The Treehouse + The Cave

The Treehouse + The Cave: Quotations <body><script type="text/javascript"> function setAttributeOnload(object, attribute, val) { if(window.addEventListener) { window.addEventListener('load', function(){ object[attribute] = val; }, false); } else { window.attachEvent('onload', function(){ object[attribute] = val; }); } } </script> <div id="navbar-iframe-container"></div> <script type="text/javascript" src=""></script> <script type="text/javascript"> gapi.load("", function() { if (gapi.iframes && gapi.iframes.getContext) { gapi.iframes.getContext().openChild({ url: '\x3d9561264\x26blogName\x3dThe+Treehouse+%2B+The+Cave\x26publishMode\x3dPUBLISH_MODE_BLOGSPOT\x26navbarType\x3dBLACK\x26layoutType\x3dCLASSIC\x26searchRoot\x3d\x26blogLocale\x3den_US\x26v\x3d2\x26homepageUrl\x3d\x26vt\x3d-2611371644715887499', where: document.getElementById("navbar-iframe-container"), id: "navbar-iframe" }); } }); </script>

Thursday, November 10, 2005


"What I am doing in this process is basically what any curator does. Starting from my own subjective views of the world, I try to organize, to give meaning, to make sense out of the cultural production I'm interested in. I include them in my discourse, using them to pass a message. The choices I make have a purpose, they are not random, and consequences can arise from them. The practice of curating remains the same, only the context changes." - Luís Silva

Anonymous Anonymous thought:


November 10, 2005 at 1:12 PM - Comment Permalink  
Blogger Luís Silva thought:

thanks for the quotation, but isn't it a bit out of context...? All that came as the result of a particular argumentation... Taken that way is kind of pointless, don't you think?


November 11, 2005 at 2:55 PM - Comment Permalink  
Blogger heather thought:

there's nothing pointless about decontextualized quotation in and of itself. it does allow the reader to consider rhetoric or language outside the boundaries by which it was originally limned, but that's by no means a pointless exercise. indeed, it can be rather illuminating for the exact reason it can also trouble original authors: it dissolves ownership over a single meaning and invites the creation of new ones.

November 11, 2005 at 3:48 PM - Comment Permalink  
Blogger Andy thought:

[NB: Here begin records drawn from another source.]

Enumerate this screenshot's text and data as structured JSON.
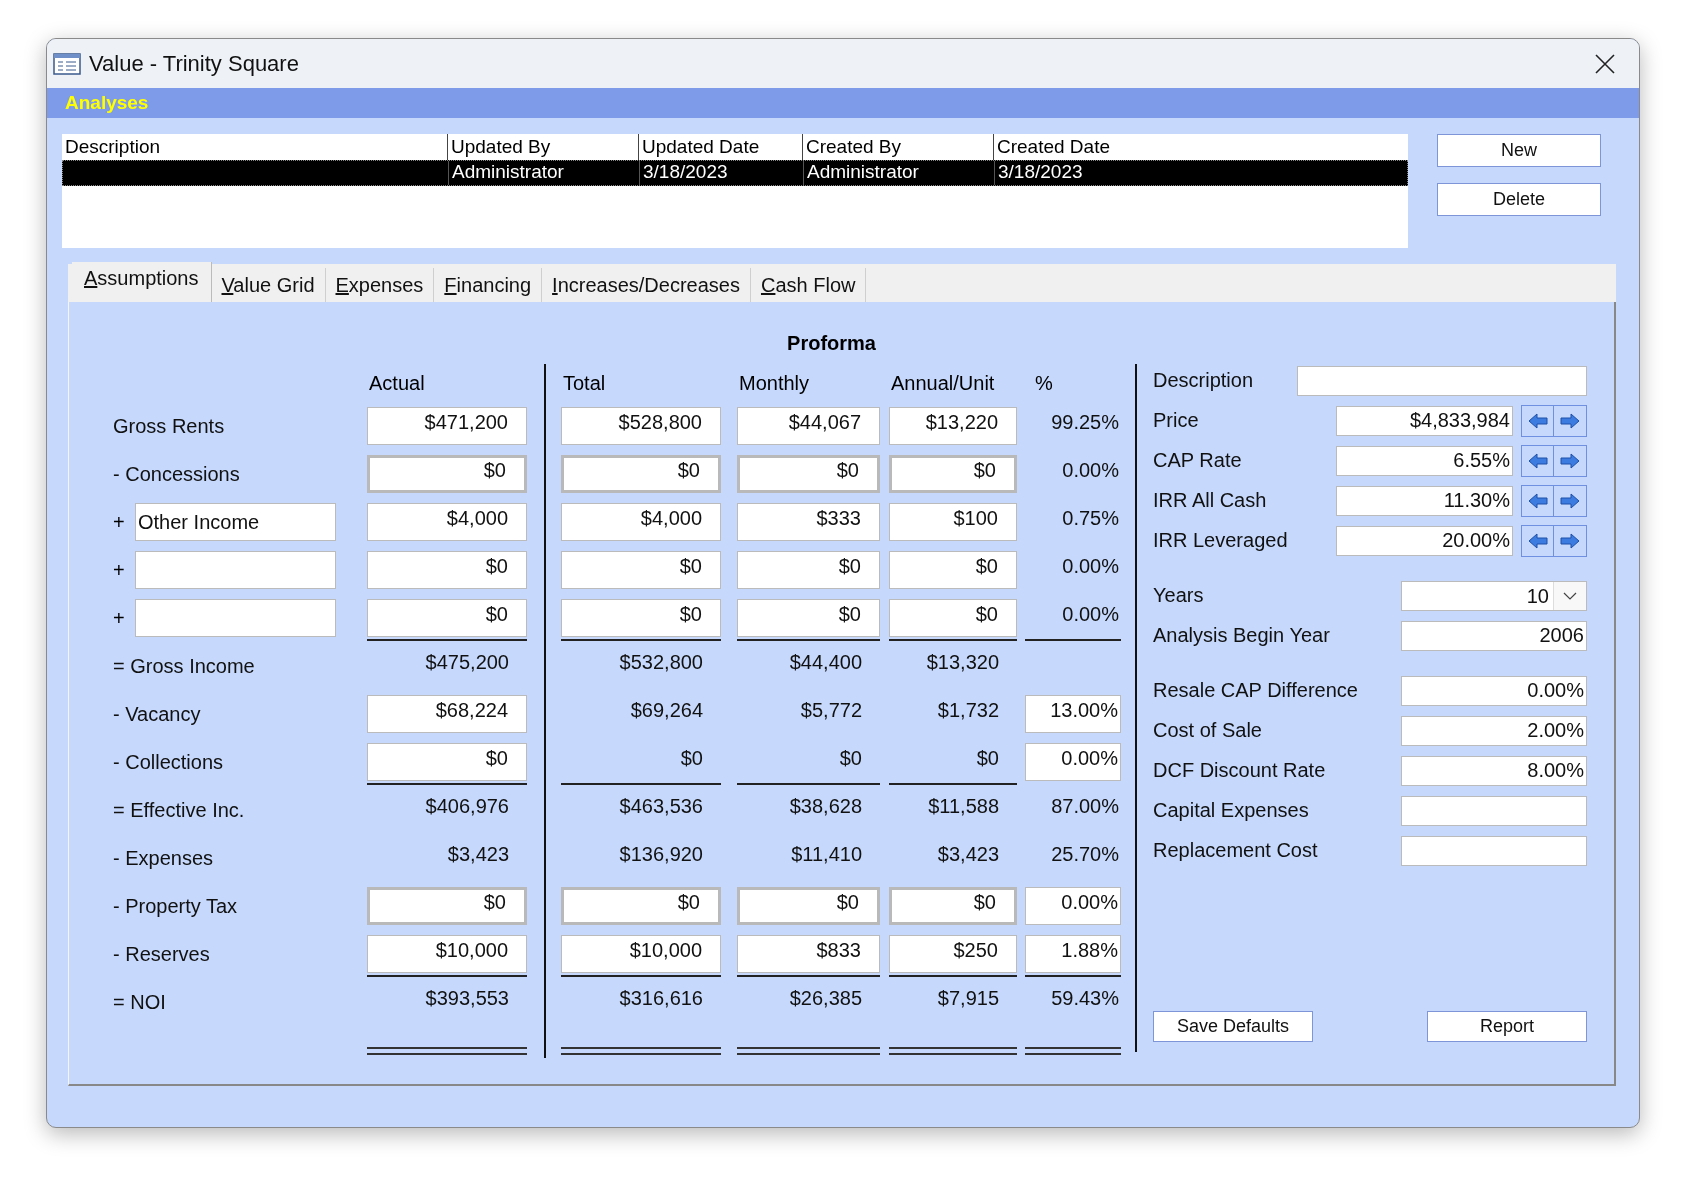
{
  "window": {
    "title": "Value - Trinity Square"
  },
  "section": {
    "title": "Analyses"
  },
  "analyses_list": {
    "columns": [
      "Description",
      "Updated By",
      "Updated Date",
      "Created By",
      "Created Date"
    ],
    "rows": [
      {
        "selected": true,
        "cells": [
          "",
          "Administrator",
          "3/18/2023",
          "Administrator",
          "3/18/2023"
        ]
      }
    ]
  },
  "list_buttons": [
    "New",
    "Delete"
  ],
  "tabs": [
    {
      "label": "Assumptions",
      "selected": true
    },
    {
      "label": "Value Grid",
      "selected": false
    },
    {
      "label": "Expenses",
      "selected": false
    },
    {
      "label": "Financing",
      "selected": false
    },
    {
      "label": "Increases/Decreases",
      "selected": false
    },
    {
      "label": "Cash Flow",
      "selected": false
    }
  ],
  "proforma": {
    "title": "Proforma",
    "columns": [
      "Actual",
      "Total",
      "Monthly",
      "Annual/Unit",
      "%"
    ],
    "rows": [
      {
        "kind": "label",
        "label": "Gross Rents",
        "cells": [
          {
            "value": "$471,200",
            "kind": "input"
          },
          {
            "value": "$528,800",
            "kind": "input"
          },
          {
            "value": "$44,067",
            "kind": "input"
          },
          {
            "value": "$13,220",
            "kind": "input"
          },
          {
            "value": "99.25%",
            "kind": "text"
          }
        ]
      },
      {
        "kind": "label",
        "label": "- Concessions",
        "cells": [
          {
            "value": "$0",
            "kind": "locked"
          },
          {
            "value": "$0",
            "kind": "locked"
          },
          {
            "value": "$0",
            "kind": "locked"
          },
          {
            "value": "$0",
            "kind": "locked"
          },
          {
            "value": "0.00%",
            "kind": "text"
          }
        ]
      },
      {
        "kind": "entry",
        "sign": "+",
        "field": "Other Income",
        "cells": [
          {
            "value": "$4,000",
            "kind": "input"
          },
          {
            "value": "$4,000",
            "kind": "input"
          },
          {
            "value": "$333",
            "kind": "input"
          },
          {
            "value": "$100",
            "kind": "input"
          },
          {
            "value": "0.75%",
            "kind": "text"
          }
        ]
      },
      {
        "kind": "entry",
        "sign": "+",
        "cells": [
          {
            "value": "$0",
            "kind": "input"
          },
          {
            "value": "$0",
            "kind": "input"
          },
          {
            "value": "$0",
            "kind": "input"
          },
          {
            "value": "$0",
            "kind": "input"
          },
          {
            "value": "0.00%",
            "kind": "text"
          }
        ]
      },
      {
        "kind": "entry",
        "sign": "+",
        "cells": [
          {
            "value": "$0",
            "kind": "input",
            "underlined": true
          },
          {
            "value": "$0",
            "kind": "input",
            "underlined": true
          },
          {
            "value": "$0",
            "kind": "input",
            "underlined": true
          },
          {
            "value": "$0",
            "kind": "input",
            "underlined": true
          },
          {
            "value": "0.00%",
            "kind": "text",
            "underlined": true
          }
        ]
      },
      {
        "kind": "label",
        "label": "= Gross Income",
        "cells": [
          {
            "value": "$475,200",
            "kind": "text"
          },
          {
            "value": "$532,800",
            "kind": "text"
          },
          {
            "value": "$44,400",
            "kind": "text"
          },
          {
            "value": "$13,320",
            "kind": "text"
          },
          null
        ]
      },
      {
        "kind": "label",
        "label": "- Vacancy",
        "cells": [
          {
            "value": "$68,224",
            "kind": "input"
          },
          {
            "value": "$69,264",
            "kind": "text"
          },
          {
            "value": "$5,772",
            "kind": "text"
          },
          {
            "value": "$1,732",
            "kind": "text"
          },
          {
            "value": "13.00%",
            "kind": "input"
          }
        ]
      },
      {
        "kind": "label",
        "label": "- Collections",
        "cells": [
          {
            "value": "$0",
            "kind": "input",
            "underlined": true
          },
          {
            "value": "$0",
            "kind": "text",
            "underlined": true
          },
          {
            "value": "$0",
            "kind": "text",
            "underlined": true
          },
          {
            "value": "$0",
            "kind": "text",
            "underlined": true
          },
          {
            "value": "0.00%",
            "kind": "input"
          }
        ]
      },
      {
        "kind": "label",
        "label": "= Effective Inc.",
        "cells": [
          {
            "value": "$406,976",
            "kind": "text"
          },
          {
            "value": "$463,536",
            "kind": "text"
          },
          {
            "value": "$38,628",
            "kind": "text"
          },
          {
            "value": "$11,588",
            "kind": "text"
          },
          {
            "value": "87.00%",
            "kind": "text"
          }
        ]
      },
      {
        "kind": "label",
        "label": "- Expenses",
        "cells": [
          {
            "value": "$3,423",
            "kind": "text"
          },
          {
            "value": "$136,920",
            "kind": "text"
          },
          {
            "value": "$11,410",
            "kind": "text"
          },
          {
            "value": "$3,423",
            "kind": "text"
          },
          {
            "value": "25.70%",
            "kind": "text"
          }
        ]
      },
      {
        "kind": "label",
        "label": "- Property Tax",
        "cells": [
          {
            "value": "$0",
            "kind": "locked"
          },
          {
            "value": "$0",
            "kind": "locked"
          },
          {
            "value": "$0",
            "kind": "locked"
          },
          {
            "value": "$0",
            "kind": "locked"
          },
          {
            "value": "0.00%",
            "kind": "input"
          }
        ]
      },
      {
        "kind": "label",
        "label": "- Reserves",
        "cells": [
          {
            "value": "$10,000",
            "kind": "input",
            "underlined": true
          },
          {
            "value": "$10,000",
            "kind": "input",
            "underlined": true
          },
          {
            "value": "$833",
            "kind": "input",
            "underlined": true
          },
          {
            "value": "$250",
            "kind": "input",
            "underlined": true
          },
          {
            "value": "1.88%",
            "kind": "input",
            "underlined": true
          }
        ]
      },
      {
        "kind": "label",
        "label": "= NOI",
        "cells": [
          {
            "value": "$393,553",
            "kind": "text",
            "double_underlined": true
          },
          {
            "value": "$316,616",
            "kind": "text",
            "double_underlined": true
          },
          {
            "value": "$26,385",
            "kind": "text",
            "double_underlined": true
          },
          {
            "value": "$7,915",
            "kind": "text",
            "double_underlined": true
          },
          {
            "value": "59.43%",
            "kind": "text",
            "double_underlined": true
          }
        ]
      }
    ]
  },
  "settings": {
    "groups": [
      [
        {
          "label": "Description",
          "kind": "wide"
        },
        {
          "label": "Price",
          "kind": "spin",
          "value": "$4,833,984"
        },
        {
          "label": "CAP Rate",
          "kind": "spin",
          "value": "6.55%"
        },
        {
          "label": "IRR All Cash",
          "kind": "spin",
          "value": "11.30%"
        },
        {
          "label": "IRR Leveraged",
          "kind": "spin",
          "value": "20.00%"
        }
      ],
      [
        {
          "label": "Years",
          "kind": "dropdown",
          "value": "10"
        },
        {
          "label": "Analysis Begin Year",
          "kind": "field",
          "value": "2006"
        }
      ],
      [
        {
          "label": "Resale CAP Difference",
          "kind": "field",
          "value": "0.00%"
        },
        {
          "label": "Cost of Sale",
          "kind": "field",
          "value": "2.00%"
        },
        {
          "label": "DCF Discount Rate",
          "kind": "field",
          "value": "8.00%"
        },
        {
          "label": "Capital Expenses",
          "kind": "field"
        },
        {
          "label": "Replacement Cost",
          "kind": "field"
        }
      ]
    ],
    "buttons": [
      "Save Defaults",
      "Report"
    ]
  }
}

I agree, your quotation is very much "out of context".

In fact, I think that the way in which I recontextualized your words is what makes this post function. By employing this particular piece of your post, and allowing the use of the first person to frame your language as possibly mine, I had hoped to define my blogging practice as a curatorial one; which I believe it to be. I was trying to allow my thoughts to come through your words, and for your words to seem like my thoughts. I was performing the function of a curator...

I might also add, that the very structure of both the web (blogs in particular) and the gallery is one of recontextualization. Curators have been experts in this field since the Renaissance. Quoting, both in print and on screen also behaves this way, and has for an equally long period of time.

In the age of linking at least, the reader is often offered a path towards a primary source, a primary context. I provided such a path in the post above (as I always do in my ongoing Quotations series), so that my readers could deconstruct the post for themselves, much the way that I have here, and in the process discover meaning.

I do not know if I have been successful, and am guaranteed not to be with every reader; such is the nature of putting work into the public sphere. I hope, after reading this explanation, my motivations and choices seem a bit more deliberate.

Thanks for being part of this discourse, your thoughts were, and are, appreciated.

My best to you,


November 11, 2005 at 4:57 PM - Comment Permalink  
Blogger Luís Silva thought:

maybe you should have quoted the entire post... it would have been clearer...

This way I could be talking about a traditional curating activity, or anything else actually...

but I understand what you mean.


November 11, 2005 at 5:19 PM - Comment Permalink  

Post a Comment
Hide Comments